At 19 Márquez brings his undeniable riding talent to the Repsol Honda team, and he brings his immaturities as well. One colleague in the paddock described Márquez as a liability for all associated with him, given his past and frequent adventures leading to injuries, his own and that of other riders unfortunate enough to get in his way.

Now that he’s on a MotoGP bike, the potential for more disastrous consequences of these errors in judgement is greater, and given his competitive spirit, he will be after results immediately. Perhaps if he were introduced to the premier class on a satellite team, with lower expectations, everyone might be safer. Perhaps not.

Viñales and Márquez are only two examples of young men dealing with situations of great complexity. Certainly both of these teenagers are much more talented and experienced than I was at their ages. But if I consider my own level of maturity at 17 and then at 19–well, I would’ve been a disaster on all fronts, and fortunately my lack of talent spared me these particular failures.

But we’ve also seen older, more mature individuals show strain from the challenges these kids face when it comes to living in the spotlight. Media attention, sponsor demands, and growing numbers of fans telling you in person and on Twitter how great you are, it all complicates a life off the track, while the life on track involves the risk of debilitating injury and loss of life.

Sometimes I wonder as I make my living photographing young men (and in the case of Elena Rosell, a young woman) what responsibility I share for their well-being. As a father of two young girls, I constantly consider how best to encourage my own kids to explore their abilities and interests while at the same time safeguarding their emotional and physical well-being.

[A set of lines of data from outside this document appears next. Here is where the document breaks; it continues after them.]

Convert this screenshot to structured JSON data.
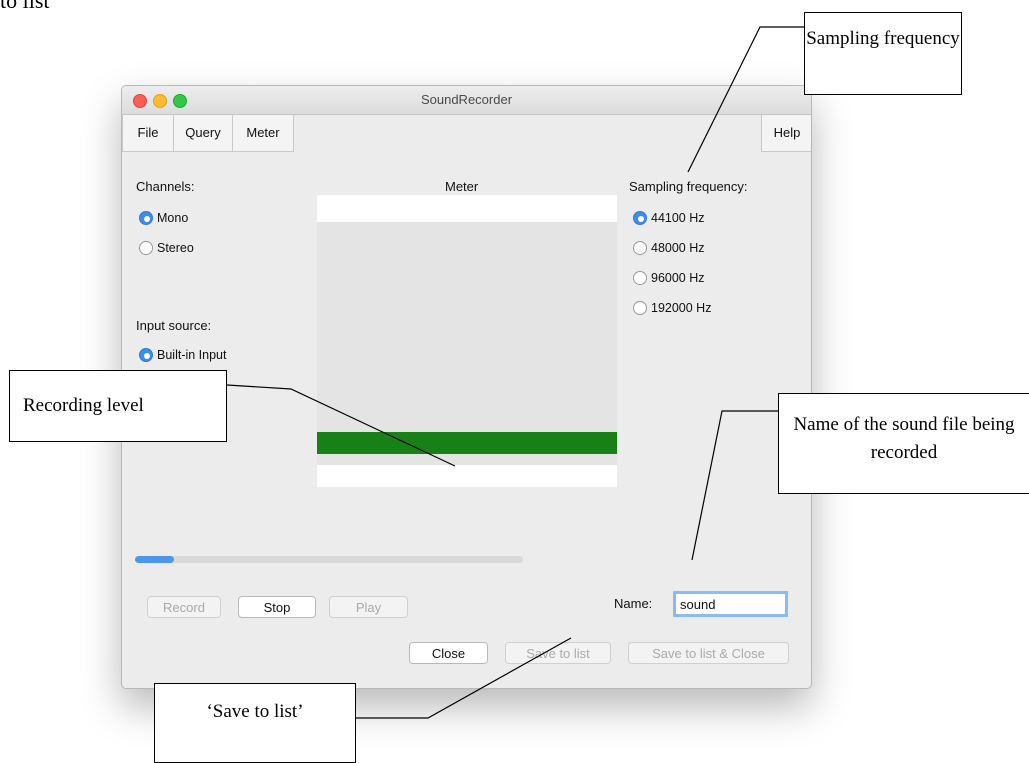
{
  "doc_fragment": "to list",
  "window": {
    "title": "SoundRecorder",
    "menu": [
      "File",
      "Query",
      "Meter",
      "Help"
    ],
    "channels": {
      "label": "Channels:",
      "options": [
        "Mono",
        "Stereo"
      ],
      "selected": "Mono"
    },
    "input_source": {
      "label": "Input source:",
      "options": [
        "Built-in Input"
      ],
      "selected": "Built-in Input"
    },
    "meter": {
      "label": "Meter",
      "level_fraction": 0.08
    },
    "sampling": {
      "label": "Sampling frequency:",
      "options": [
        "44100 Hz",
        "48000 Hz",
        "96000 Hz",
        "192000 Hz"
      ],
      "selected": "44100 Hz"
    },
    "progress_fraction": 0.1,
    "buttons": {
      "record": "Record",
      "stop": "Stop",
      "play": "Play",
      "close": "Close",
      "save_to_list": "Save to list",
      "save_to_list_close": "Save to list & Close"
    },
    "name": {
      "label": "Name:",
      "value": "sound"
    }
  },
  "callouts": {
    "sampling_frequency": "Sampling frequency",
    "recording_level": "Recording level",
    "name_of_sound_file": "Name of the sound file being recorded",
    "save_to_list": "‘Save to list’"
  },
  "colors": {
    "accent": "#3d8cf0",
    "level_bar": "#178117",
    "close_light": "#fc5f57",
    "minimize_light": "#fdbc2f",
    "maximize_light": "#33c748"
  }
}
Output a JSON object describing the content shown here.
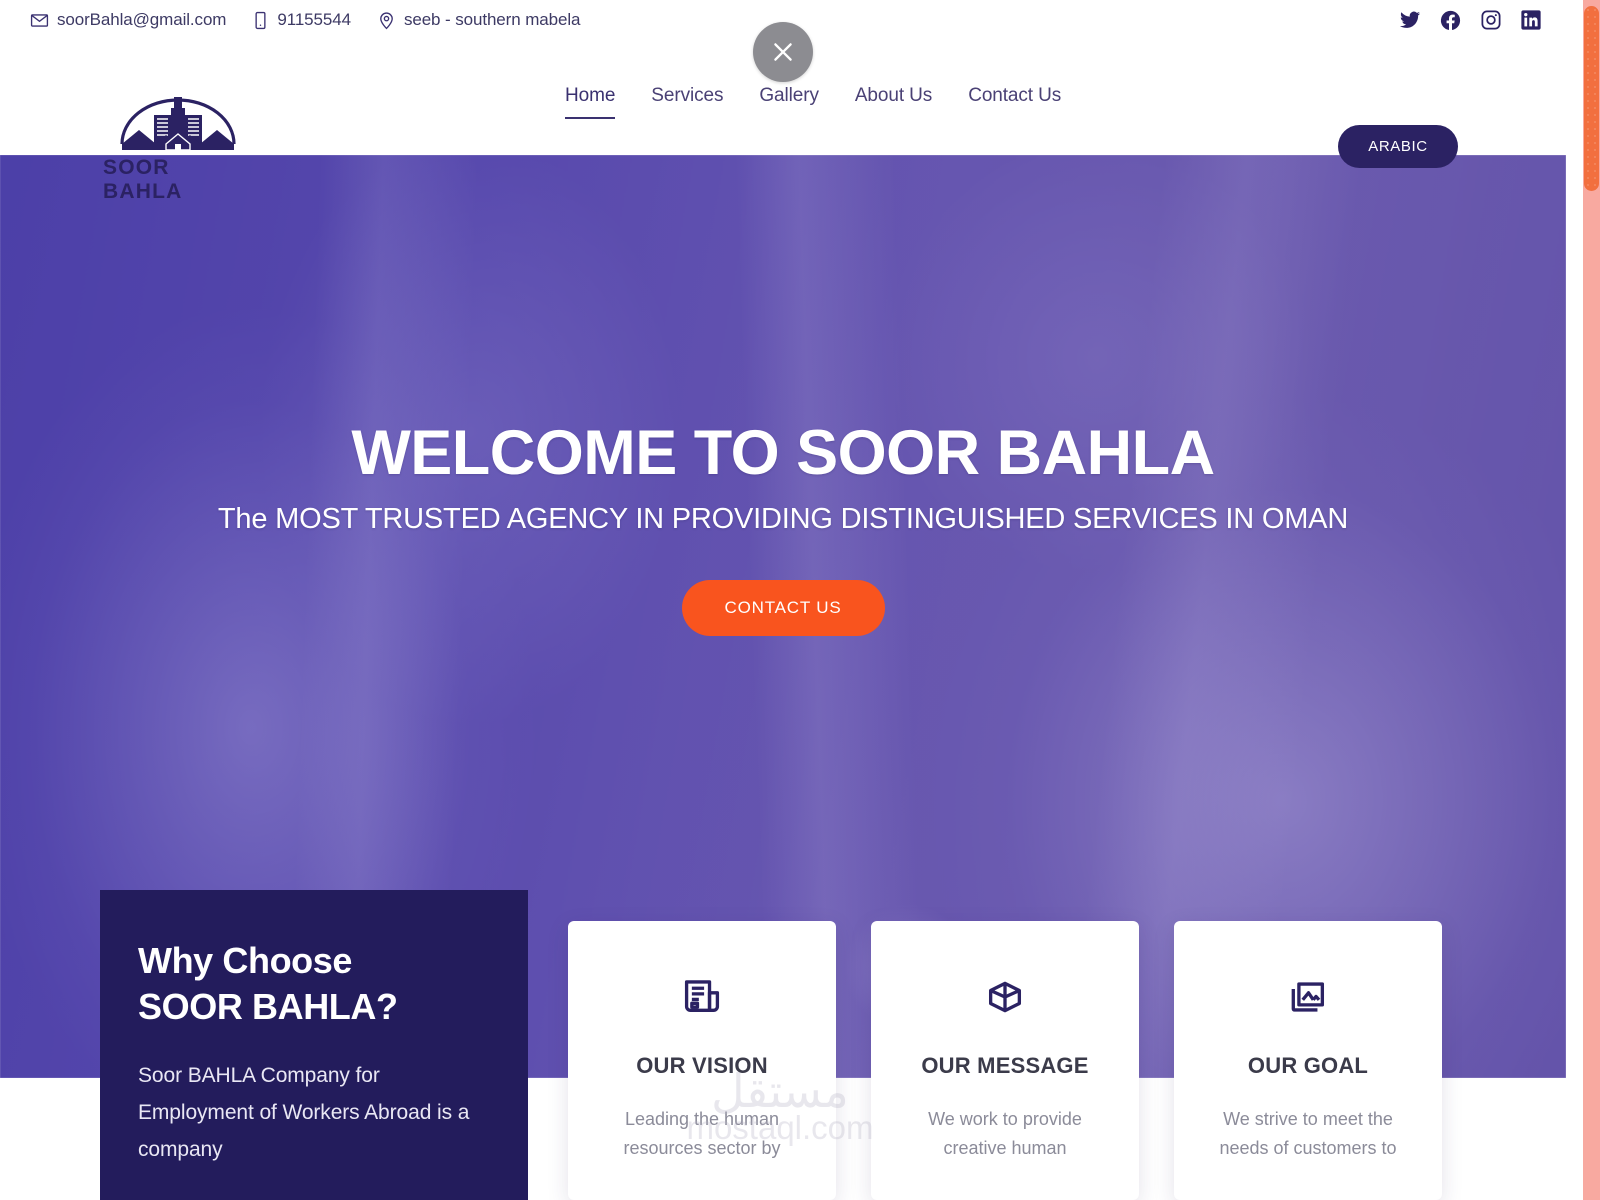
{
  "topbar": {
    "email": "soorBahla@gmail.com",
    "phone": "91155544",
    "location": "seeb - southern mabela",
    "socials": [
      {
        "name": "twitter-icon",
        "label": "Twitter"
      },
      {
        "name": "facebook-icon",
        "label": "Facebook"
      },
      {
        "name": "instagram-icon",
        "label": "Instagram"
      },
      {
        "name": "linkedin-icon",
        "label": "LinkedIn"
      }
    ]
  },
  "overlay": {
    "close_label": "×"
  },
  "header": {
    "logo_text": "SOOR BAHLA",
    "nav": [
      {
        "label": "Home",
        "active": true
      },
      {
        "label": "Services",
        "active": false
      },
      {
        "label": "Gallery",
        "active": false
      },
      {
        "label": "About Us",
        "active": false
      },
      {
        "label": "Contact Us",
        "active": false
      }
    ],
    "language_button": "ARABIC"
  },
  "hero": {
    "title": "WELCOME TO SOOR BAHLA",
    "subtitle": "The MOST TRUSTED AGENCY IN PROVIDING DISTINGUISHED SERVICES IN OMAN",
    "cta": "CONTACT US"
  },
  "why_choose": {
    "title_line1": "Why Choose",
    "title_line2": "SOOR BAHLA?",
    "body": "Soor BAHLA Company for Employment of Workers Abroad is a company"
  },
  "cards": [
    {
      "icon": "newspaper-icon",
      "title": "OUR VISION",
      "text": "Leading the human resources sector by"
    },
    {
      "icon": "cube-icon",
      "title": "OUR MESSAGE",
      "text": "We work to provide creative human"
    },
    {
      "icon": "image-gallery-icon",
      "title": "OUR GOAL",
      "text": "We strive to meet the needs of customers to"
    }
  ],
  "watermark": {
    "arabic": "مستقل",
    "latin": "mostaql.com"
  },
  "colors": {
    "brand_navy": "#2b2263",
    "panel_navy": "#231c5c",
    "hero_purple": "#5a4cae",
    "accent_orange": "#f9541e",
    "scrollbar_thumb": "#f26f3f",
    "scrollbar_track": "#f8a9a0"
  }
}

If my own kids showed the talent and passion required to excel at motorcycle racing, I’d too probably encourage them to find their limits and see how far they could go, though I’d be a nervous wreck the entire way. I’m sure the fathers of Viñales and Márquez, both of whom accompany their sons to race weekends, feel the same paternal conflicts of wanting both accomplishment and safety for their kids.

For my own part, I remind myself often that many of the brave souls in leathers and helmets are still just that: kids. They are kids who risk their lives for their enjoyment and for mine because we both feel our own kinds of passion for motorbike racing. Perhaps there is no way to reconcile the risks of motorbike racing with the youth of most of its participants.

But as an international community, we do well to remember at all times how young are our heros in leathers, and as fans, journalists, businesspeople, to guard their well-being, physical and spiritual, as if they were our own kids.

Scott Jones is a professional photographer who covers MotoGP and WSBK for racing industry clients as well as racing websites and publications in the U.S. and Europe. His online archive is available at Photo.GP, and you can find him on his blogTwitter, & Facebook.

All images posted, shared, or sent for editorial use or review are registered for full copyright protection at the Library of Congress.

Photo: © 2012 Scott Jones / Scott Jones Photography – All Rights Reserved


  1. L2C says:

    Great post, Scott! Thank you.

  2. Andres Freire says:

    I can’t wait to see Marquez battle it out with the Aliens. Maybe this will finally bring some much needed life to MotoGP. Wish him the best of luck.

  3. David Emmett says:

    Trackside Tuesday: Our Most Precious Resource – http://t.co/Z7KCv7Wa #motorcycle

  4. David says:

    Riding motorcycles keeps a person young.

    I will forever be young in mind and heart.

  5. bemer2six says:

    An awesome read Scott…